While consolidation is inevitable, it will bring significant operational challenges. The merging of two separate organisations can be onerous and affects every part of the business, including IT systems, processes, employee roles, customer service, risk and governance.

In a sector where the focus is on providing quality care for vulnerable customers, having anything affect operations can be risky. If the two organisations merging have completely different ways of working, back end systems and processes, disruption to output is likely.

For instance, differing standard operating procedures and processes can leave staff confused about how they should work within the newly merged entity. Also, switching over to new IT systems can cause issues in back end support areas, like finance and administration, as well as critical areas like patient care. 

From an operational perspective, these are the five things aged care providers should be considering when planning for a merger.

1. Review the situation

It’s important to fully understand the scope of the merger, understanding what you’re starting from (the present state) and the requirements involved in where you need to go.

Capturing the operating model will facilitate this process and give some clarity to which parts of the business will need to change what the likely impacts will be. The model should include the value streams, capabilities, processes, procedures, use of systems and compliance obligations to help ensure nothing is overlooked when the two organisations merge.

2. Assess the difficulty

Costs and risks need to be thoroughly considered. Use your model to assess what capabilities will be required, what roles and systems will be needed by the new entity, what processes and procedures will be relevant, how will compliance obligations be met and how will value be created in the new organisation.

3. Simulate the transformation

The model of the current operation can be used to identify processes to be combined, those that need to be removed, organisation structures required, people impacted and systems required. The capacity planning, based on known volumes of work, staff numbers and systems capability will be contained in the business models.

Simulating the merger will remove much of the risk associated with the transformation and will allow you to determine an effective future operating model.

4. From Strategy to execution

Once simulated, you can start to implement the transformation using the new business and operating models to guide the process. The model will also provide guidance on requirements such as training and realignment of responsibilities and how this will affect employees and their roles.
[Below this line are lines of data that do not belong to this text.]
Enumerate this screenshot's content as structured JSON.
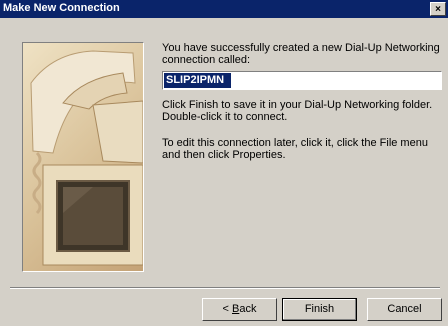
{
  "window": {
    "title": "Make New Connection",
    "close_label": "×"
  },
  "wizard": {
    "intro_text": "You have successfully created a new Dial-Up Networking connection called:",
    "connection_name": "SLIP2IPMN",
    "finish_text": "Click Finish to save it in your Dial-Up Networking folder. Double-click it to connect.",
    "edit_text": "To edit this connection later, click it, click the File menu and then click Properties."
  },
  "buttons": {
    "back_prefix": "< ",
    "back_mnemonic": "B",
    "back_rest": "ack",
    "finish": "Finish",
    "cancel": "Cancel"
  },
  "colors": {
    "titlebar": "#0a246a",
    "dialog_bg": "#d4d0c8",
    "selection": "#0a246a"
  },
  "icons": {
    "picture": "computer-and-telephone-illustration",
    "close": "close-icon"
  }
}
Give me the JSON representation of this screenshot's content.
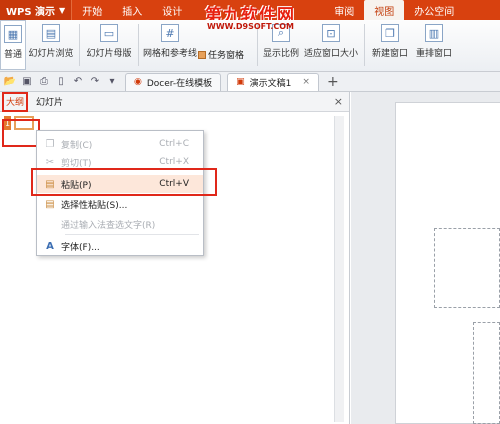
{
  "app": {
    "name": "WPS 演示"
  },
  "menu_tabs": [
    "开始",
    "插入",
    "设计",
    "审阅",
    "视图",
    "办公空间"
  ],
  "watermark": {
    "logo": "第九软件网",
    "url": "WWW.D9SOFT.COM"
  },
  "ribbon": {
    "normal": "普通",
    "slide_sorter": "幻灯片浏览",
    "slide_master": "幻灯片母版",
    "grid": "网格和参考线",
    "task_pane": "任务窗格",
    "zoom": "显示比例",
    "fit_window": "适应窗口大小",
    "new_window": "新建窗口",
    "arrange": "重排窗口"
  },
  "doc_tabs": [
    {
      "label": "Docer-在线模板"
    },
    {
      "label": "演示文稿1"
    }
  ],
  "panel": {
    "outline_tab": "大纲",
    "slides_tab": "幻灯片",
    "slide_number": "1"
  },
  "context_menu": {
    "copy": {
      "label": "复制(C)",
      "shortcut": "Ctrl+C"
    },
    "cut": {
      "label": "剪切(T)",
      "shortcut": "Ctrl+X"
    },
    "paste": {
      "label": "粘贴(P)",
      "shortcut": "Ctrl+V"
    },
    "paste_special": {
      "label": "选择性粘贴(S)..."
    },
    "search_text": {
      "label": "通过输入法查选文字(R)"
    },
    "font": {
      "label": "字体(F)..."
    }
  },
  "colors": {
    "brand": "#d8410f",
    "highlight": "#e0281a",
    "hover": "#fde7da"
  }
}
Standard operating procedures (SOPs) will also be easier to develop using the model.

The majority of the risk and cost of a merger lies in the implementation phase, however, if you do your due diligence, use a modelling approach and undergo simulation you can have a high degree of confidence in a successful outcome.
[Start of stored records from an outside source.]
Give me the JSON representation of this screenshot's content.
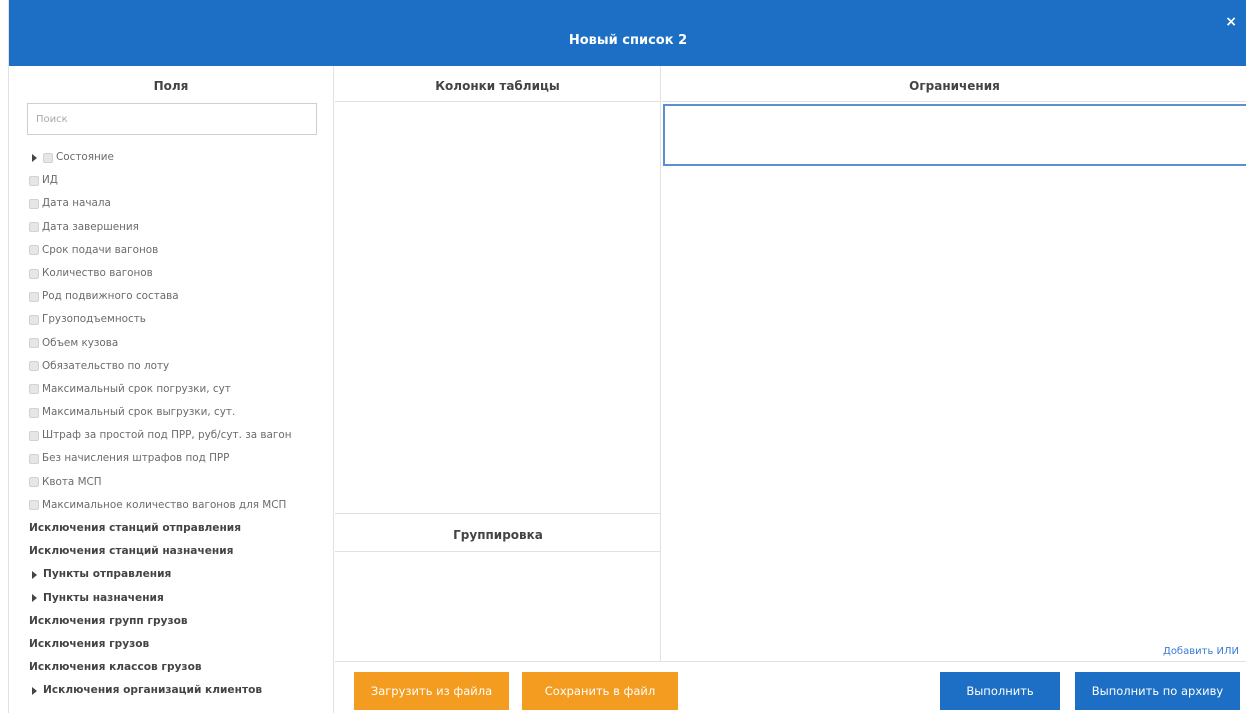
{
  "dialog": {
    "title": "Новый список 2",
    "close_symbol": "×"
  },
  "fields_panel": {
    "header": "Поля",
    "search_placeholder": "Поиск",
    "items": [
      {
        "label": "Состояние",
        "expander": true,
        "checkbox": true,
        "bold": false
      },
      {
        "label": "ИД",
        "expander": false,
        "checkbox": true,
        "bold": false
      },
      {
        "label": "Дата начала",
        "expander": false,
        "checkbox": true,
        "bold": false
      },
      {
        "label": "Дата завершения",
        "expander": false,
        "checkbox": true,
        "bold": false
      },
      {
        "label": "Срок подачи вагонов",
        "expander": false,
        "checkbox": true,
        "bold": false
      },
      {
        "label": "Количество вагонов",
        "expander": false,
        "checkbox": true,
        "bold": false
      },
      {
        "label": "Род подвижного состава",
        "expander": false,
        "checkbox": true,
        "bold": false
      },
      {
        "label": "Грузоподъемность",
        "expander": false,
        "checkbox": true,
        "bold": false
      },
      {
        "label": "Объем кузова",
        "expander": false,
        "checkbox": true,
        "bold": false
      },
      {
        "label": "Обязательство по лоту",
        "expander": false,
        "checkbox": true,
        "bold": false
      },
      {
        "label": "Максимальный срок погрузки, сут",
        "expander": false,
        "checkbox": true,
        "bold": false
      },
      {
        "label": "Максимальный срок выгрузки, сут.",
        "expander": false,
        "checkbox": true,
        "bold": false
      },
      {
        "label": "Штраф за простой под ПРР, руб/сут. за вагон",
        "expander": false,
        "checkbox": true,
        "bold": false
      },
      {
        "label": "Без начисления штрафов под ПРР",
        "expander": false,
        "checkbox": true,
        "bold": false
      },
      {
        "label": "Квота МСП",
        "expander": false,
        "checkbox": true,
        "bold": false
      },
      {
        "label": "Максимальное количество вагонов для МСП",
        "expander": false,
        "checkbox": true,
        "bold": false
      },
      {
        "label": "Исключения станций отправления",
        "expander": false,
        "checkbox": false,
        "bold": true
      },
      {
        "label": "Исключения станций назначения",
        "expander": false,
        "checkbox": false,
        "bold": true
      },
      {
        "label": "Пункты отправления",
        "expander": true,
        "checkbox": false,
        "bold": true
      },
      {
        "label": "Пункты назначения",
        "expander": true,
        "checkbox": false,
        "bold": true
      },
      {
        "label": "Исключения групп грузов",
        "expander": false,
        "checkbox": false,
        "bold": true
      },
      {
        "label": "Исключения грузов",
        "expander": false,
        "checkbox": false,
        "bold": true
      },
      {
        "label": "Исключения классов грузов",
        "expander": false,
        "checkbox": false,
        "bold": true
      },
      {
        "label": "Исключения организаций клиентов",
        "expander": true,
        "checkbox": false,
        "bold": true
      }
    ]
  },
  "columns_panel": {
    "header": "Колонки таблицы"
  },
  "grouping_panel": {
    "header": "Группировка"
  },
  "limits_panel": {
    "header": "Ограничения",
    "add_or_label": "Добавить ИЛИ"
  },
  "footer": {
    "load_button": "Загрузить из файла",
    "save_button": "Сохранить в файл",
    "run_button": "Выполнить",
    "run_archive_button": "Выполнить по архиву"
  },
  "colors": {
    "header_bg": "#1c6fc4",
    "orange_button": "#f39c1f",
    "blue_button": "#1c6fc4",
    "link": "#3a7bd5"
  }
}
 5. Lock in the benefits

Many change initiatives fail to retain improvements. The operating model that has been captured in earlier steps becomes a Business Management System that guides the effective operations of the business. This system becomes a reliable source of truth to consider further changes and additional mergers and acquisitions, reducing the effort required for steps 1-4 on the next, inevitable, transformation initiative.

Mergers and acquisitions are difficult and do not have a good track record. The steps outlined above will improve the likelihood of success, create a better operating environment and position the organisation for future change.